Some of this power derives from the fact that Zurbarán based his painting style on traditional polychrome sculptures found in Spanish churches. Just like his better-known contemporary, Diego Velazquez (Spanish, 1599–1660), Zurbarán’s hyper-realistic paintings helped to inspire devotion in seventeenth-century Catholic Spain. In this post, we’ll take a closer look at how Zurbarán inspired devotion not only in seventeenth-century Spain, but also how he does it today.

Categories
Art Curatorial

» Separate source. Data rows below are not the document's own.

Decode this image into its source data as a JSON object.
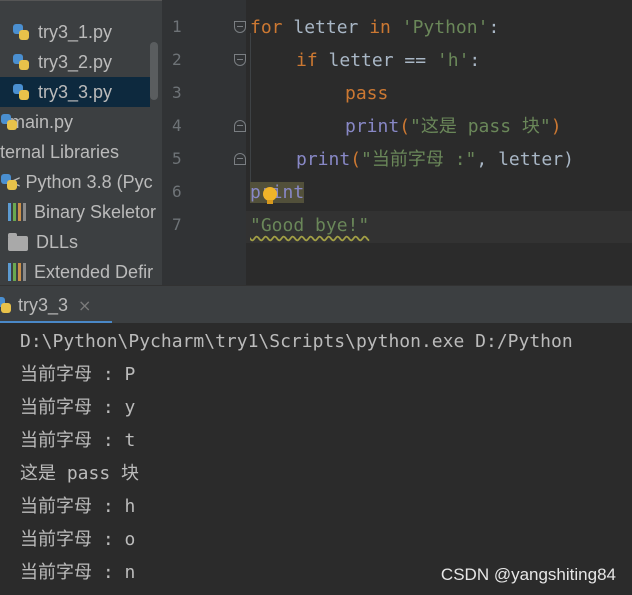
{
  "project_tree": {
    "items": [
      {
        "label": "try3_1.py",
        "icon": "python-file-icon"
      },
      {
        "label": "try3_2.py",
        "icon": "python-file-icon"
      },
      {
        "label": "try3_3.py",
        "icon": "python-file-icon",
        "selected": true
      },
      {
        "label": "main.py",
        "icon": "python-file-icon"
      },
      {
        "label": "ternal Libraries"
      },
      {
        "label": "< Python 3.8 (Pyc",
        "icon": "python-file-icon"
      },
      {
        "label": "Binary Skeletor",
        "icon": "library-icon"
      },
      {
        "label": "DLLs",
        "icon": "folder-icon"
      },
      {
        "label": "Extended Defir",
        "icon": "library-icon"
      }
    ]
  },
  "editor": {
    "line_numbers": [
      "1",
      "2",
      "3",
      "4",
      "5",
      "6",
      "7"
    ],
    "code": {
      "l1": {
        "kw1": "for",
        "t1": " letter ",
        "kw2": "in",
        "t2": " ",
        "s1": "'Python'",
        "t3": ":"
      },
      "l2": {
        "kw1": "if",
        "t1": " letter == ",
        "s1": "'h'",
        "t2": ":"
      },
      "l3": {
        "kw1": "pass"
      },
      "l4": {
        "fn": "print",
        "t1": "(",
        "s1": "\"这是 pass 块\"",
        "t2": ")"
      },
      "l5": {
        "fn": "print",
        "t1": "(",
        "s1": "\"当前字母 :\"",
        "t2": ", letter)"
      },
      "l6": {
        "text": "print"
      },
      "l7": {
        "s1": "\"Good bye!\""
      }
    }
  },
  "run_panel": {
    "tab_label": "try3_3",
    "close_glyph": "×",
    "console_lines": [
      "D:\\Python\\Pycharm\\try1\\Scripts\\python.exe D:/Python",
      "当前字母 : P",
      "当前字母 : y",
      "当前字母 : t",
      "这是 pass 块",
      "当前字母 : h",
      "当前字母 : o",
      "当前字母 : n"
    ]
  },
  "watermark": "CSDN @yangshiting84",
  "colors": {
    "background": "#2b2b2b",
    "keyword": "#cc7832",
    "string": "#6a8759",
    "builtin": "#8888c6",
    "selection": "#0d293e"
  }
}
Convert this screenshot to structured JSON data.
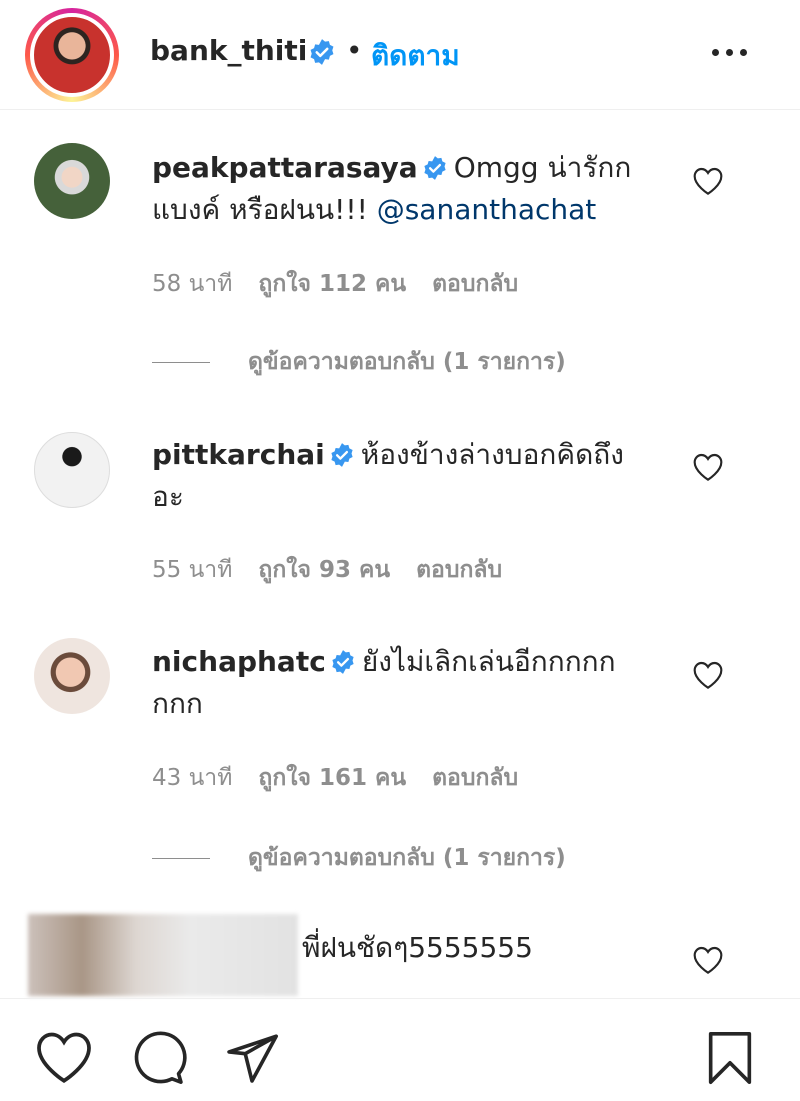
{
  "header": {
    "username": "bank_thiti",
    "separator": "•",
    "follow_label": "ติดตาม"
  },
  "comments": [
    {
      "username": "peakpattarasaya",
      "text": "Omgg น่ารักก แบงค์ หรือฝนน!!! ",
      "mention": "@sananthachat",
      "time": "58 นาที",
      "likes": "ถูกใจ 112 คน",
      "reply": "ตอบกลับ",
      "view_replies": "ดูข้อความตอบกลับ (1 รายการ)"
    },
    {
      "username": "pittkarchai",
      "text": "ห้องข้างล่างบอกคิดถึงอะ",
      "time": "55 นาที",
      "likes": "ถูกใจ 93 คน",
      "reply": "ตอบกลับ"
    },
    {
      "username": "nichaphatc",
      "text": "ยังไม่เลิกเล่นอีกกกกกกกก",
      "time": "43 นาที",
      "likes": "ถูกใจ 161 คน",
      "reply": "ตอบกลับ",
      "view_replies": "ดูข้อความตอบกลับ (1 รายการ)"
    },
    {
      "text": "พี่ฝนชัดๆ5555555"
    }
  ],
  "icons": {
    "verified": "verified-badge-icon",
    "more": "more-options-icon",
    "comment_like": "heart-icon",
    "actions": [
      "like-heart-icon",
      "comment-bubble-icon",
      "share-send-icon",
      "bookmark-icon"
    ]
  },
  "colors": {
    "accent": "#0095f6",
    "verified": "#3897f0",
    "mention": "#00376b",
    "meta": "#8e8e8e",
    "text": "#262626"
  }
}
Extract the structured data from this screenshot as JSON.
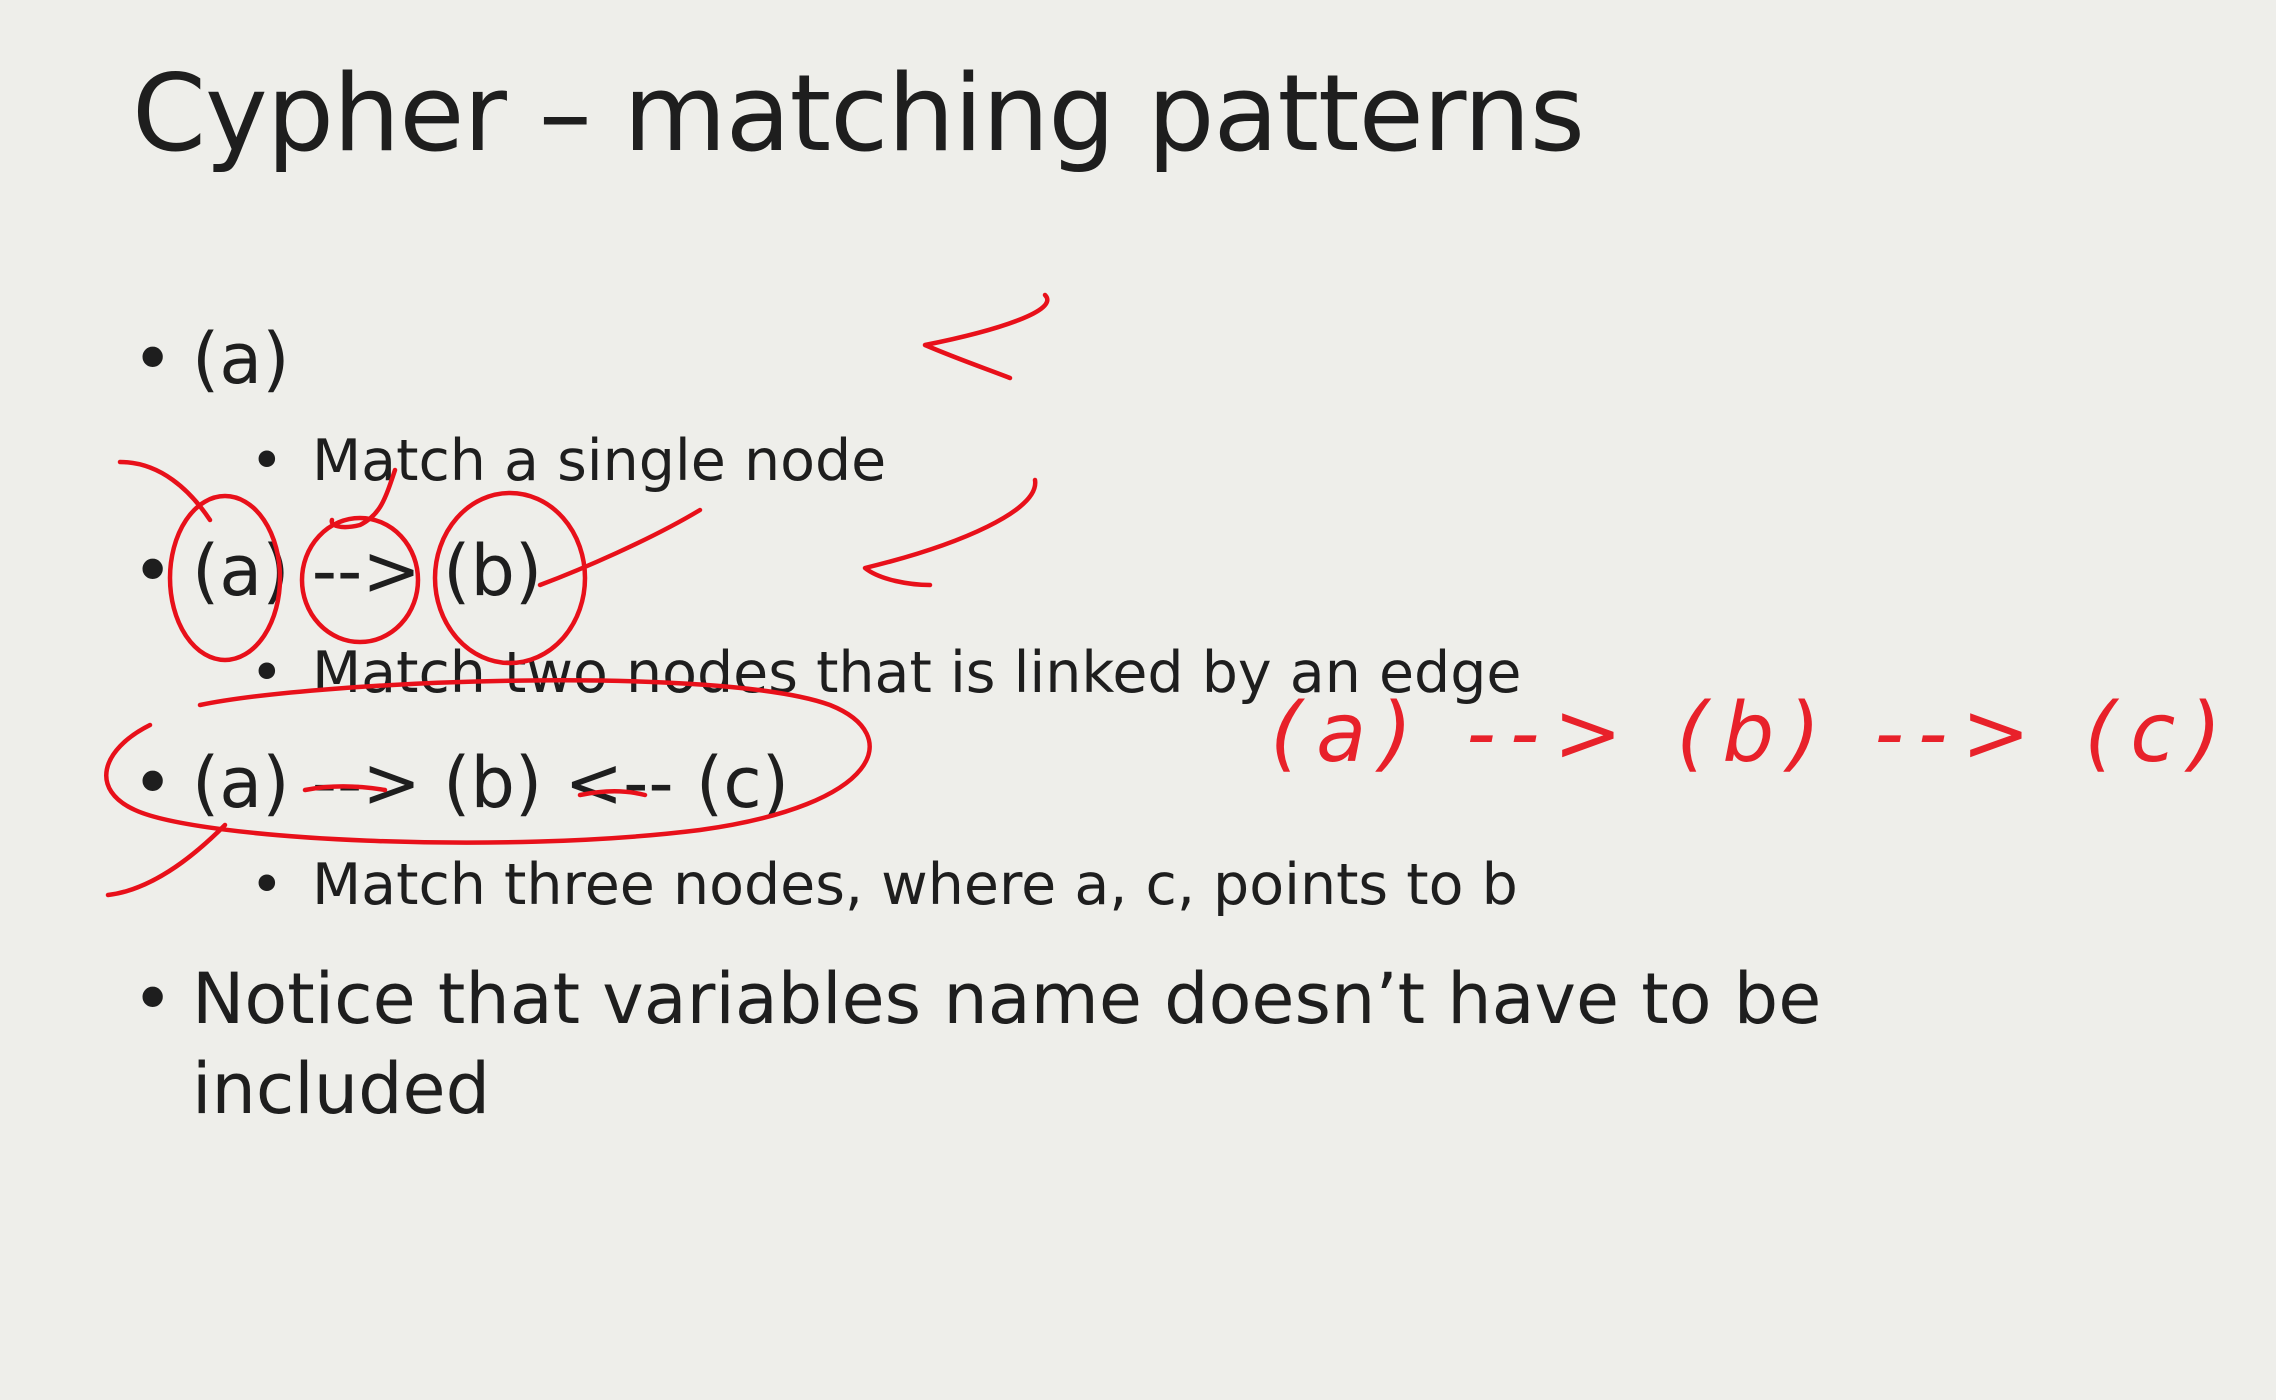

From the Collection—Drawing in the Sand by Joaquin Sorolla y Bastida

Joaquin Sorolla y Bastida (Spanish, 1863–1923). Drawing in the Sand, ca. 1911. Oil on canvas, 21 x 25 1/4 in. (53.34 x 64.14 cm). Milwaukee Art Museum, Gift of the Samuel O. Buckner Collection. Photo credit Larry Sanders
Joaquin Sorolla y Bastida (Spanish, 1863–1923). Drawing in the Sand, ca. 1911. Oil on canvas, 21 x 25 1/4 in. (53.34 x 64.14 cm). Milwaukee Art Museum, Gift of the Samuel O. Buckner Collection. Photo credit Larry Sanders

A young boy kneels at the beach, drawing a sailboat into the wet sand with a stick.  The sun beats on his bare skin and makes him almost glow with warmth and light.  Behind him, water licks at his feet, cool and tempting.  Although he is intent on his project, we know that once he has gotten too hot, he will lose interest and go back into the water.

Now that’s it September, I thought we’d have one more taste of summer by exploring Drawing in the Sand by Joaquin Sorolla y Bastida (Spanish, 1863-1923), which is on view in Gallery 11.